    What am I missing here?

     

    9 Responses to “Why Don’t Candidates Pay Political Consultants on Performance?”

    1. VXXC Says:

      You missed that elections don’t matter anymore, and that we have Administrative government since the New Deal, and it’s now openly anti-majority.

      Millions of former voters – didn’t miss it.

      Don’t give up, but don’t vote. Make another plan.

    2. Jonathan Says:

      Elections matter to candidates.

    3. Bill Brandt Says:

      Thje other half of the equation is that the politicians are dumb enough to hire them. Of course I am sure they have a boat load of excuses.
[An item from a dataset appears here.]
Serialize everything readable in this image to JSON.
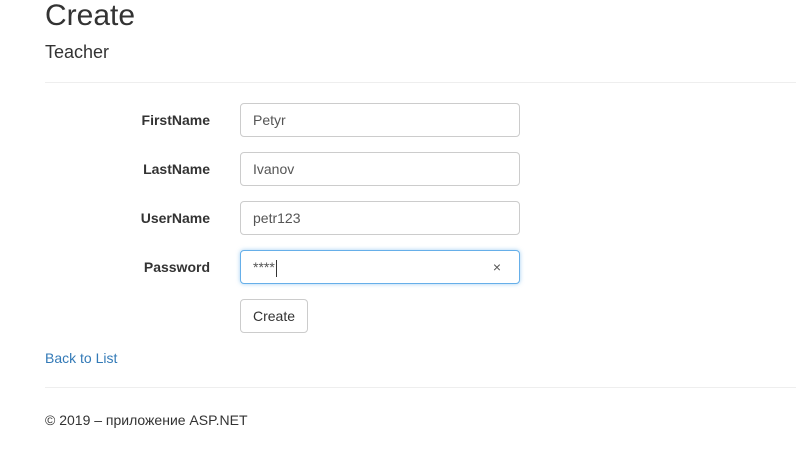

    4. Jim Miller Says:

      Well, they do — but they pay the consultants for previous performances. A consultant who is in a winning campaign gets more business, and, I suspect, may raise his rates.

      (There are exceptions, of course. There’s a Democratic consultant, whose name I can’t remember just now, who has had a string of losing elections.)

      And it is often hard to judge just how much a consultant’s advice is worth. Suppose, for instance, you hire a guy, don’t take some of his advice, and lose. Is the loss his fault?

      Maybe, maybe not.

    5. Jonathan Says:

      (There are exceptions, of course. There’s a Democratic consultant, whose name I can’t remember just now, who has had a string of losing elections.)

      Bob Shrum? He’s the conspicuous example. Rush mentioned him.

    6. Sgt. Mom Says:

      Yer pays yer money and takes yer chances …

    7. ErisGuy Says:

      Since when have politicians allocated money based on results?

    8. Bill Brandt Says:

      The other side of this coin is when the consultants tell the candidate to do something – and the candidate ignores the advice.

    9. grey eagle Says:

      EVERY ONE ASSUMES that the political spectrum is housed under a bell shaped curve. They assume that whoever holds the fifty yard line and then steals a few yards into enemy territory wins the election.

      In reality the political spectrum is at least bimodal – with conservatives grouped at the 20 yard line on the right and progressives grouped at the 20 yard line on the left. Other groups are scattered in clusters all over the field.

      Siezing the middle seldom gains very much because the almost all the voters are somewher else. Conservatives or liberals who sieze the middle alienate more people in their base than exist in the middle.

      Candidates who stand in the middle of the road usually get run over.